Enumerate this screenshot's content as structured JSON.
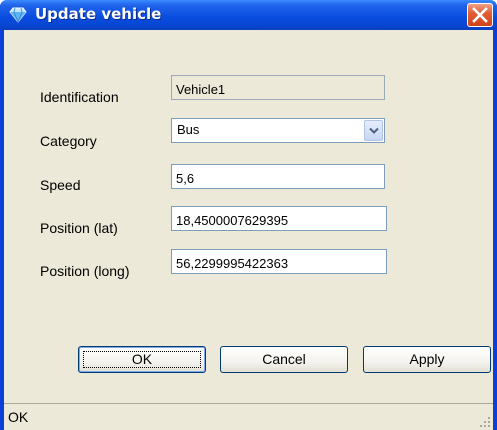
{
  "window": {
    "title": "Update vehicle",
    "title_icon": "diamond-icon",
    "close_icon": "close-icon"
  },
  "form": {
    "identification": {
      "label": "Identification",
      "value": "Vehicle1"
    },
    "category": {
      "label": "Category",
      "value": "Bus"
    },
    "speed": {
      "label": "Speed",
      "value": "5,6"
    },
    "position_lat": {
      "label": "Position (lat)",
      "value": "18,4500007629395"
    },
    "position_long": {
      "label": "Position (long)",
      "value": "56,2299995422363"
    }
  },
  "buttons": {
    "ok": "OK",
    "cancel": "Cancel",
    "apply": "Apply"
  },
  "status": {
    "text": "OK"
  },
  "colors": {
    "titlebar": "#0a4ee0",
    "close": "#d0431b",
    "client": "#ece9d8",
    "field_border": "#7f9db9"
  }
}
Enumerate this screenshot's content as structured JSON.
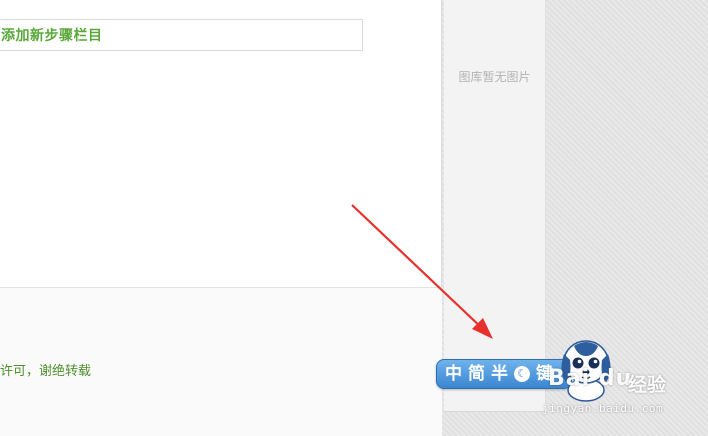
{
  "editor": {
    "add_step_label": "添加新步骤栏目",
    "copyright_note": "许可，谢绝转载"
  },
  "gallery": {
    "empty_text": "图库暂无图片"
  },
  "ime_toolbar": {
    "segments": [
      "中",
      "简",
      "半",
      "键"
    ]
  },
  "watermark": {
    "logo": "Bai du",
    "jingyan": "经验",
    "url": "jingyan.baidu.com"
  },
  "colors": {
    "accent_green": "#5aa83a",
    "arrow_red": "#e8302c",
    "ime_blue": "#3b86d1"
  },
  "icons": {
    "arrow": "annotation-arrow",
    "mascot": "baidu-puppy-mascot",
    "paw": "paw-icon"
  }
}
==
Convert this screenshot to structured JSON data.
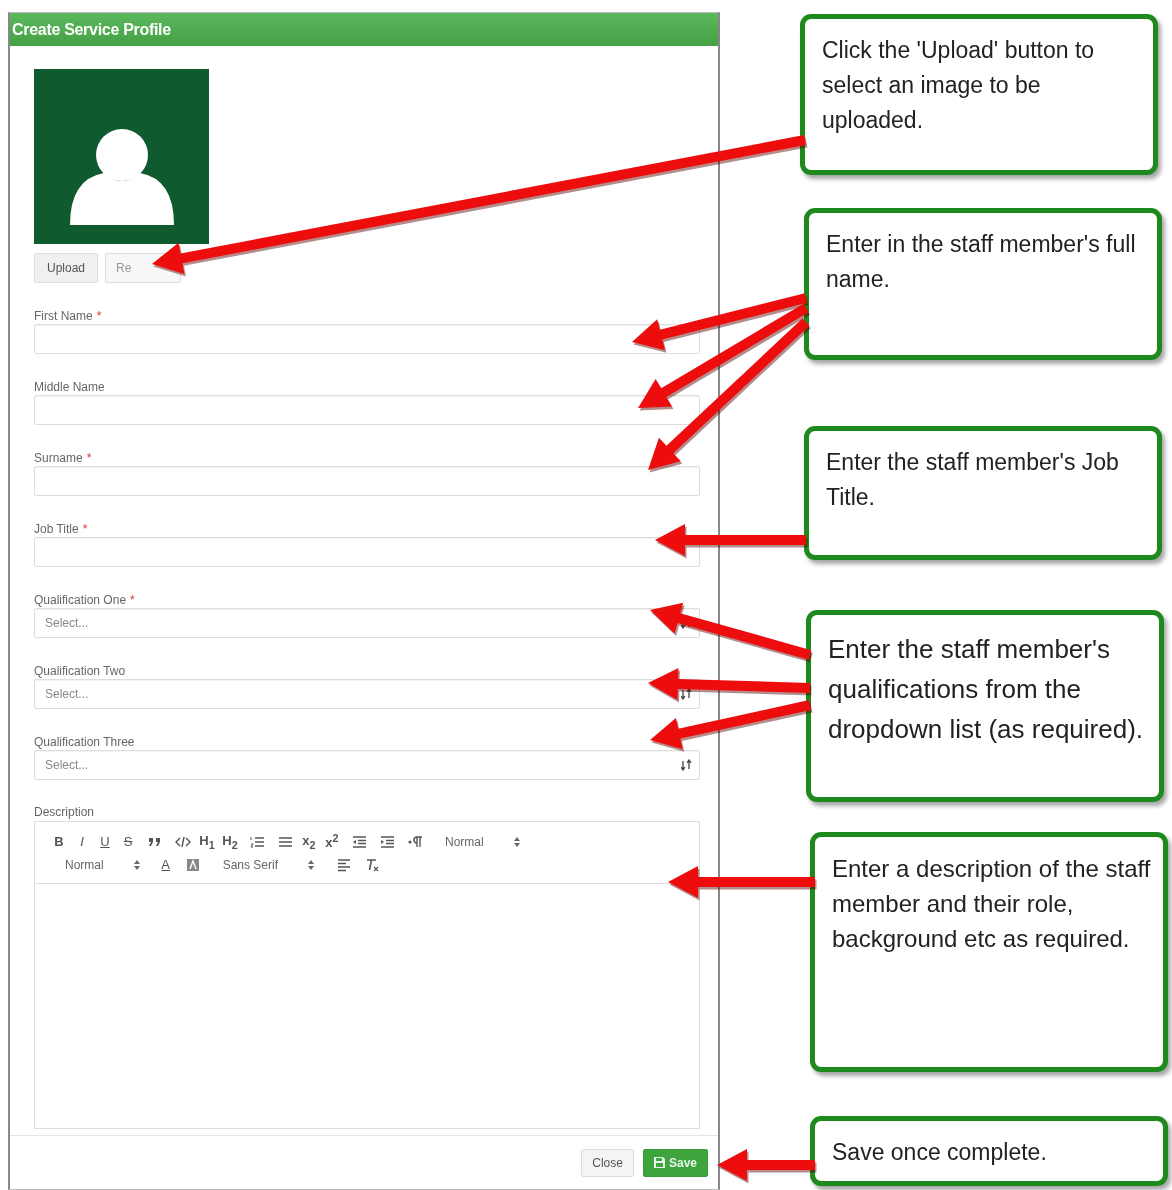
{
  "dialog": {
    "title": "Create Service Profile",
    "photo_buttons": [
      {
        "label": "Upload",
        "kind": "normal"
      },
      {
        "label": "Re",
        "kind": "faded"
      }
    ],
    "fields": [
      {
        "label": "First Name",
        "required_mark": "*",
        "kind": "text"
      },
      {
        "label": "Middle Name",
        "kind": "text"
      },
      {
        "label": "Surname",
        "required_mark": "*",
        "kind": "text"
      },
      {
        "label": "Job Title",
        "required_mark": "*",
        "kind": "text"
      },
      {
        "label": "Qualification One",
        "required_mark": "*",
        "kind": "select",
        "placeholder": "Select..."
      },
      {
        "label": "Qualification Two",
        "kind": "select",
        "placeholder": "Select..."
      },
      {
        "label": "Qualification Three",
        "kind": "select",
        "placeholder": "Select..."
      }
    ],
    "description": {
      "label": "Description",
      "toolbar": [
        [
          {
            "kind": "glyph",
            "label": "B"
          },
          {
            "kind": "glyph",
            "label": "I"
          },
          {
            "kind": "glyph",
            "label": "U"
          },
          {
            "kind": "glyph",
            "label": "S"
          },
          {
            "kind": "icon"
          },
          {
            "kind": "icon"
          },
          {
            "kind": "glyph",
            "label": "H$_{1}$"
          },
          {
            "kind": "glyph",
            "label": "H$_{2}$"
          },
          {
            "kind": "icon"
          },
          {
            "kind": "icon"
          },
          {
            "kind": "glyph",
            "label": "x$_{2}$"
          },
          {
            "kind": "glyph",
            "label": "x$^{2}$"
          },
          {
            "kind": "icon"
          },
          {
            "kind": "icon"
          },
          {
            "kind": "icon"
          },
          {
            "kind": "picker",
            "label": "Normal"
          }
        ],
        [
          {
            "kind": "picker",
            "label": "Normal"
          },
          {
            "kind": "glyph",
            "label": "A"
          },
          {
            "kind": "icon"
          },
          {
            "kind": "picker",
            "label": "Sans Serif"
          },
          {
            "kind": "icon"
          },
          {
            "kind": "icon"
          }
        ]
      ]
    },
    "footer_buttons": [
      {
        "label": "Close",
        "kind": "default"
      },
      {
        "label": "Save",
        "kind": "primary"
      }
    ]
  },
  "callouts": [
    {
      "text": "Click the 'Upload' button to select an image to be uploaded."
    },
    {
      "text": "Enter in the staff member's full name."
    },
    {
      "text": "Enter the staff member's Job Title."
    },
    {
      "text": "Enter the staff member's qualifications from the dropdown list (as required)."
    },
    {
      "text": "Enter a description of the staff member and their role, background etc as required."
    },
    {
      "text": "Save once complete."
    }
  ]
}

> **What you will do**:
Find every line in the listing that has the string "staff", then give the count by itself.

> **Answer box**:
4